But this year, I was determined more than ever, I mean being married to a Tunisian, living in Tunisia and loving this delicacy are enough reasons for me to feel ashamed of myself for not making it right. So when I left work, I went to buy the stuff I need, got back home and started the party ;) I enjoyed every little bit of the preparation although I was alone and dead tired!
First I grounded the seeds bit by bit with my coffee grounder :) Then I started mixing and squeezing the seeds in water, added flour, cooked it, struggled to keep it smooth….etc. (Here are some illustrated steps(FR), but I used different ingredients and there are some differences in the method of cooking, so this is just to give a general idea).

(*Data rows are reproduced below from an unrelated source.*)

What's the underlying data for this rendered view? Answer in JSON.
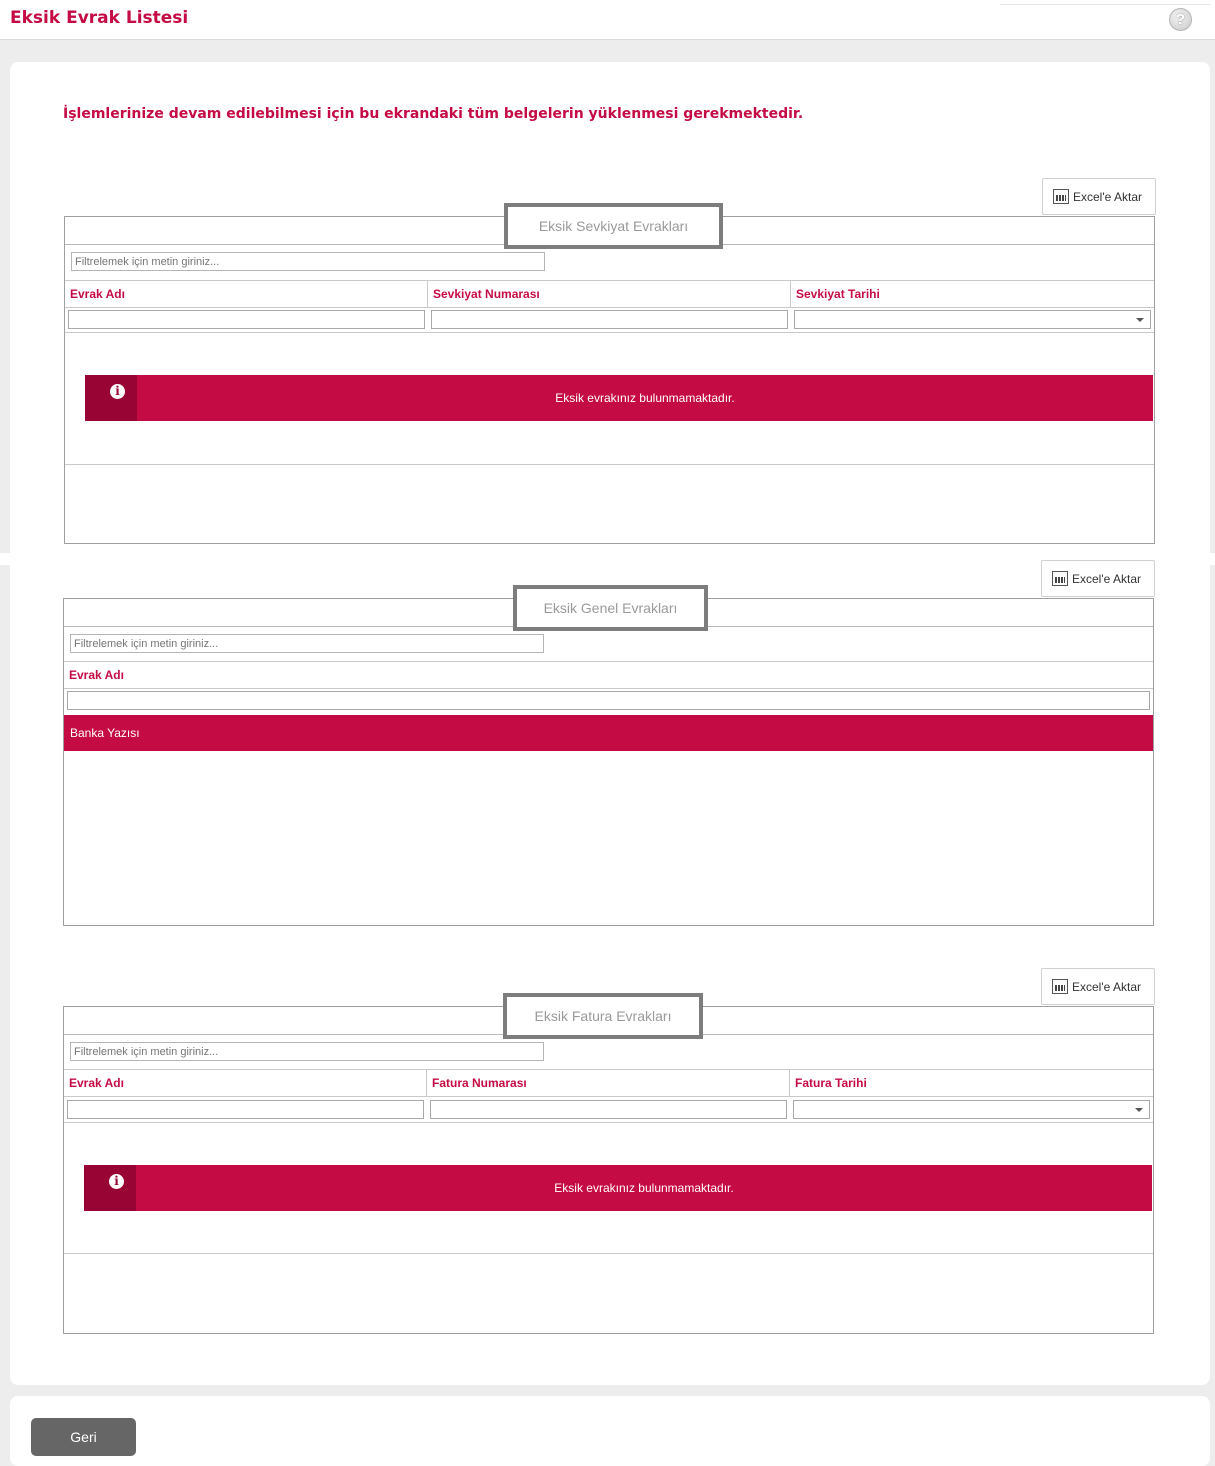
{
  "header": {
    "title": "Eksik Evrak Listesi",
    "help_icon": "?"
  },
  "warning": "İşlemlerinize devam edilebilmesi için bu ekrandaki tüm belgelerin yüklenmesi gerekmektedir.",
  "grids": {
    "shipment": {
      "export_label": "Excel'e Aktar",
      "title": "Eksik Sevkiyat Evrakları",
      "filter_placeholder": "Filtrelemek için metin giriniz...",
      "columns": [
        "Evrak Adı",
        "Sevkiyat Numarası",
        "Sevkiyat Tarihi"
      ],
      "empty_message": "Eksik evrakınız bulunmamaktadır."
    },
    "general": {
      "export_label": "Excel'e Aktar",
      "title": "Eksik Genel Evrakları",
      "filter_placeholder": "Filtrelemek için metin giriniz...",
      "columns": [
        "Evrak Adı"
      ],
      "rows": [
        "Banka Yazısı"
      ]
    },
    "invoice": {
      "export_label": "Excel'e Aktar",
      "title": "Eksik Fatura Evrakları",
      "filter_placeholder": "Filtrelemek için metin giriniz...",
      "columns": [
        "Evrak Adı",
        "Fatura Numarası",
        "Fatura Tarihi"
      ],
      "empty_message": "Eksik evrakınız bulunmamaktadır."
    }
  },
  "footer": {
    "back_label": "Geri"
  },
  "colors": {
    "accent": "#c50b44",
    "accent_dark": "#980433",
    "button_gray": "#666666"
  },
  "icons": {
    "help": "help-icon",
    "excel": "excel-icon",
    "info": "info-icon",
    "dropdown": "chevron-down-icon"
  }
}
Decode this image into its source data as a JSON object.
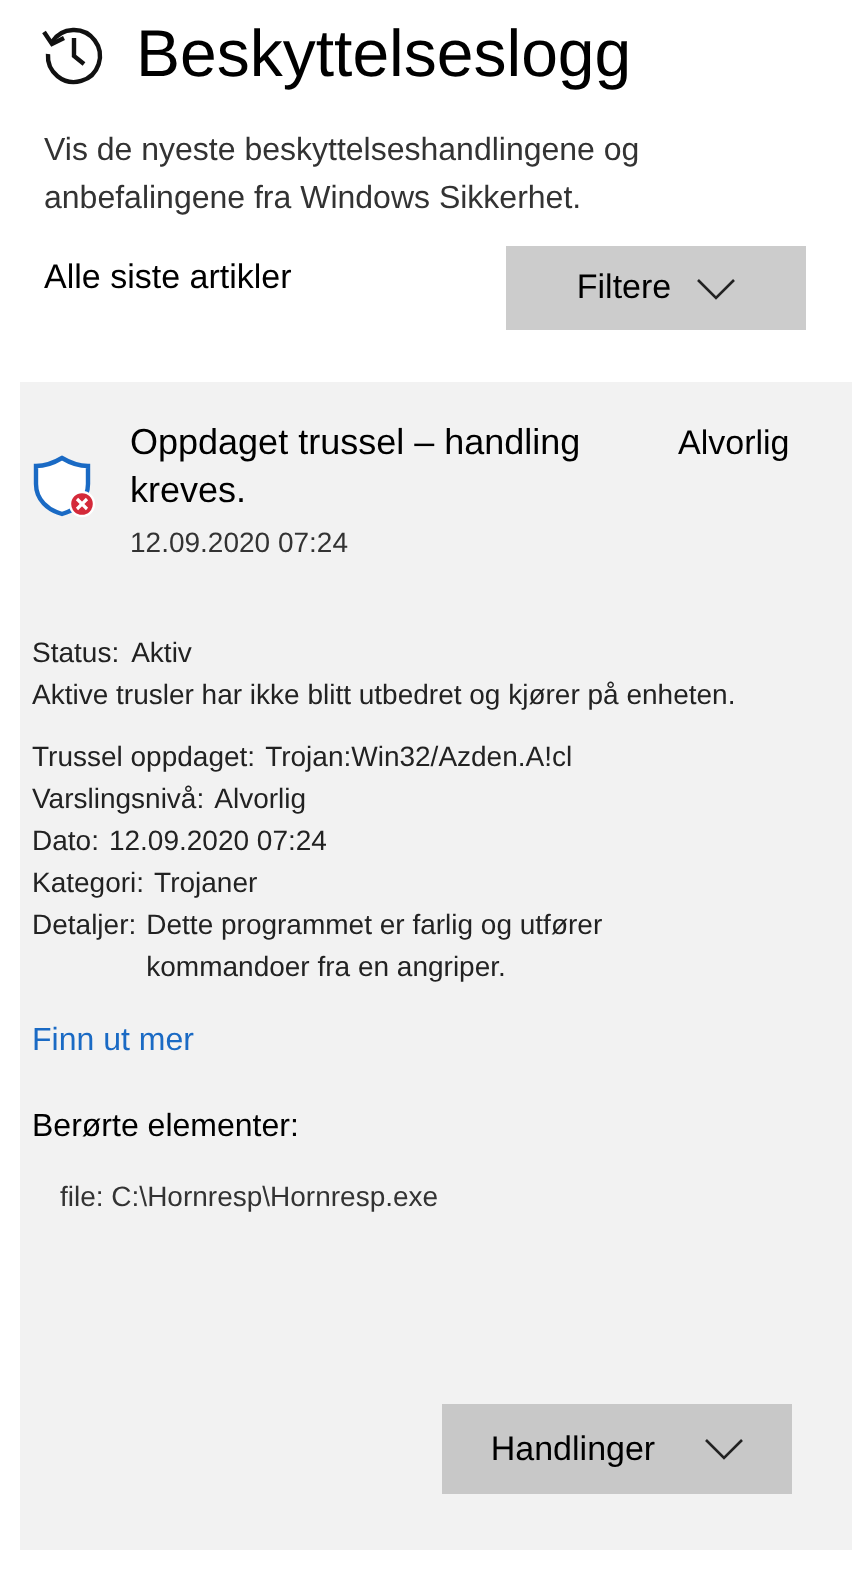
{
  "page": {
    "title": "Beskyttelseslogg",
    "description": "Vis de nyeste beskyttelseshandlingene og anbefalingene fra Windows Sikkerhet."
  },
  "filter_bar": {
    "label": "Alle siste artikler",
    "button": "Filtere"
  },
  "item": {
    "title": "Oppdaget trussel – handling kreves.",
    "date": "12.09.2020 07:24",
    "severity": "Alvorlig",
    "status": {
      "label": "Status:",
      "value": "Aktiv"
    },
    "status_note": "Aktive trusler har ikke blitt utbedret og kjører på enheten.",
    "fields": [
      {
        "label": "Trussel oppdaget:",
        "value": "Trojan:Win32/Azden.A!cl"
      },
      {
        "label": "Varslingsnivå:",
        "value": "Alvorlig"
      },
      {
        "label": "Dato:",
        "value": "12.09.2020 07:24"
      },
      {
        "label": "Kategori:",
        "value": "Trojaner"
      },
      {
        "label": "Detaljer:",
        "value": "Dette programmet er farlig og utfører kommandoer fra en angriper."
      }
    ],
    "link": "Finn ut mer",
    "affected_heading": "Berørte elementer:",
    "affected": [
      "file: C:\\Hornresp\\Hornresp.exe"
    ],
    "actions_button": "Handlinger"
  }
}
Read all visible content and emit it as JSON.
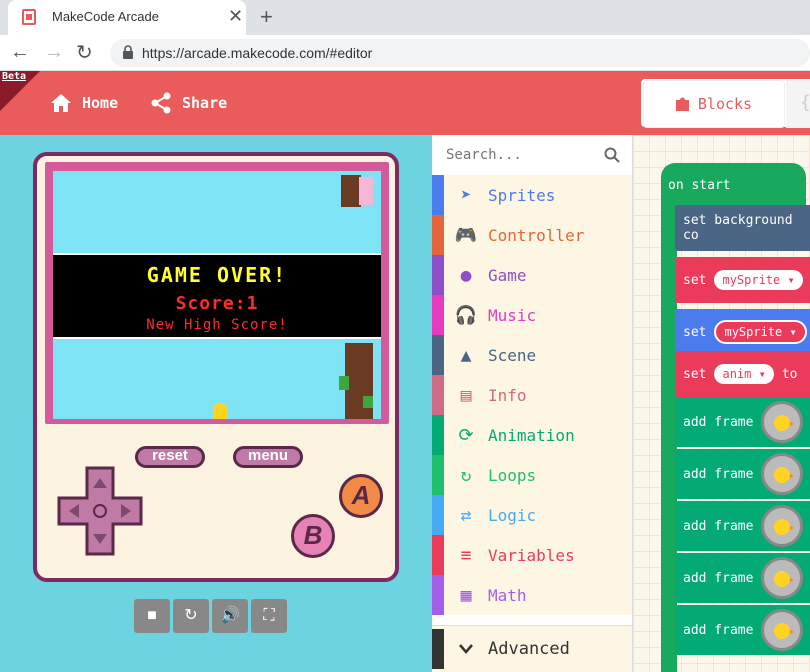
{
  "browser": {
    "tab_title": "MakeCode Arcade",
    "url": "https://arcade.makecode.com/#editor"
  },
  "header": {
    "beta": "Beta",
    "home": "Home",
    "share": "Share",
    "blocks": "Blocks",
    "js_tab": "{"
  },
  "game": {
    "title": "GAME OVER!",
    "score": "Score:1",
    "high_score": "New High Score!"
  },
  "console": {
    "reset": "reset",
    "menu": "menu",
    "a": "A",
    "b": "B"
  },
  "toolbox": {
    "search_placeholder": "Search...",
    "categories": [
      {
        "label": "Sprites",
        "color": "#4b7bec",
        "icon": "paper-plane-icon"
      },
      {
        "label": "Controller",
        "color": "#e4653a",
        "icon": "gamepad-icon"
      },
      {
        "label": "Game",
        "color": "#8e4ec6",
        "icon": "circle-icon"
      },
      {
        "label": "Music",
        "color": "#e63abf",
        "icon": "headphones-icon"
      },
      {
        "label": "Scene",
        "color": "#4b6584",
        "icon": "tree-icon"
      },
      {
        "label": "Info",
        "color": "#cf6a87",
        "icon": "id-card-icon"
      },
      {
        "label": "Animation",
        "color": "#03aa74",
        "icon": "refresh-icon"
      },
      {
        "label": "Loops",
        "color": "#20bf6b",
        "icon": "loop-icon"
      },
      {
        "label": "Logic",
        "color": "#45aaf2",
        "icon": "shuffle-icon"
      },
      {
        "label": "Variables",
        "color": "#eb3b5a",
        "icon": "list-icon"
      },
      {
        "label": "Math",
        "color": "#a55eea",
        "icon": "calculator-icon"
      }
    ],
    "advanced": "Advanced"
  },
  "workspace": {
    "on_start": "on start",
    "set_bg": "set background co",
    "set1": "set",
    "var1": "mySprite ▾",
    "set2": "set",
    "var2": "mySprite ▾",
    "set3": "set",
    "var3": "anim ▾",
    "to": "to",
    "add_frame": "add frame"
  }
}
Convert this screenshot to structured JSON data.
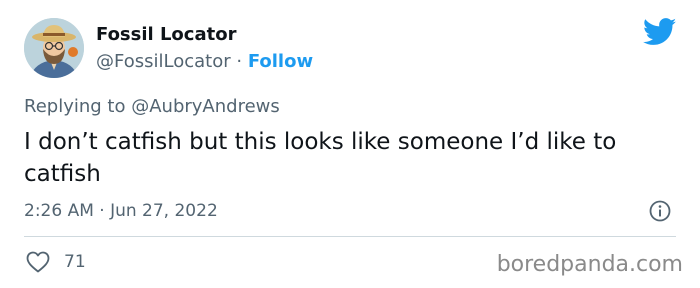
{
  "author": {
    "name": "Fossil Locator",
    "handle": "@FossilLocator",
    "separator": "·",
    "follow_label": "Follow"
  },
  "reply": {
    "prefix": "Replying to",
    "mention": "@AubryAndrews"
  },
  "tweet": {
    "text": "I don’t catfish but this looks like someone I’d like to catfish",
    "timestamp": "2:26 AM · Jun 27, 2022"
  },
  "stats": {
    "likes": "71"
  },
  "watermark": "boredpanda.com",
  "colors": {
    "brand": "#1d9bf0",
    "secondary_text": "#536471",
    "primary_text": "#0f1419"
  },
  "icons": {
    "brand": "twitter-bird-icon",
    "info": "info-icon",
    "like": "heart-icon"
  }
}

In short, it took me 4 hours to prepare it and cook it! After I was done I realized I forgot to bring the nuts and other ingredients used to decorate, so I went to Carrefour around 9:30 p.m. and got what I needed.
I was so afraid that my efforts will go down the drain, but my husband (a big fan of Assida) gave me his quality-control certification, and I passed with honor ;) Not only this, but my mother in law, of course a professional in Tunisian cooking, loved it :)
So yes I’m so happy, so proud, and my efforts paid off. Now I made sure I can cook the hardest recipes of the Tunisian cuisine and they will taste really good :)
I love cooking…
  • Related: Mouled & Assida